[Records drawn from a dataset]
- - - -

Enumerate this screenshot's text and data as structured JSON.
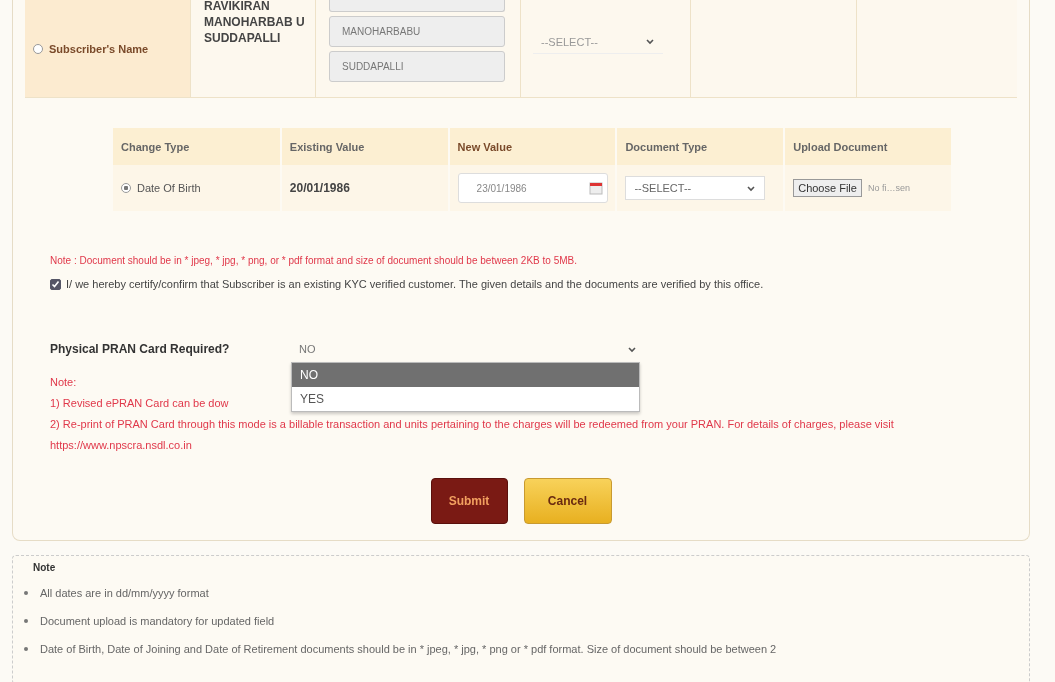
{
  "subscriber_row": {
    "change_type": "Subscriber's Name",
    "selected": false,
    "existing_value": "RAVIKIRAN MANOHARBAB U SUDDAPALLI",
    "name_fields": [
      "MANOHARBABU",
      "SUDDAPALLI"
    ],
    "document_type": "--SELECT--"
  },
  "change_table": {
    "columns": [
      "Change Type",
      "Existing Value",
      "New Value",
      "Document Type",
      "Upload Document"
    ],
    "rows": [
      {
        "change_type": "Date Of Birth",
        "selected": true,
        "existing_value": "20/01/1986",
        "new_value": "23/01/1986",
        "document_type": "--SELECT--",
        "file_button": "Choose File",
        "file_status": "No fi…sen"
      }
    ]
  },
  "note": "Note : Document should be in * jpeg, * jpg, * png, or * pdf format and size of document should be between 2KB to 5MB.",
  "certify": {
    "checked": true,
    "text": "I/ we hereby certify/confirm that Subscriber is an existing KYC verified customer. The given details and the documents are verified by this office."
  },
  "physical_card": {
    "label": "Physical PRAN Card Required?",
    "value": "NO",
    "options": [
      {
        "label": "NO",
        "selected": true
      },
      {
        "label": "YES",
        "selected": false
      }
    ]
  },
  "pran_note": {
    "title": "Note:",
    "lines": [
      "1) Revised ePRAN Card can be dow",
      "2) Re-print of PRAN Card through this mode is a billable transaction and units pertaining to the charges will be redeemed from your PRAN. For details of charges, please visit https://www.npscra.nsdl.co.in"
    ]
  },
  "buttons": [
    {
      "label": "Submit",
      "kind": "primary"
    },
    {
      "label": "Cancel",
      "kind": "secondary"
    }
  ],
  "notes": {
    "title": "Note",
    "items": [
      "All dates are in dd/mm/yyyy format",
      "Document upload is mandatory for updated field",
      "Date of Birth, Date of Joining and Date of Retirement documents should be in * jpeg, * jpg, * png or * pdf format. Size of document should be between 2"
    ]
  }
}
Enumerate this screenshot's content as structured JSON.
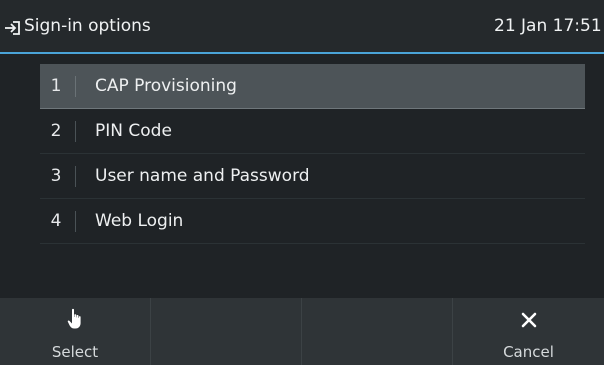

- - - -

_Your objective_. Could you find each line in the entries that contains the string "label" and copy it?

_Exercise answer_.
    "label": "Physical PRAN Card Required?",
        "label": "NO",
        "label": "YES",
      "label": "Submit",
      "label": "Cancel",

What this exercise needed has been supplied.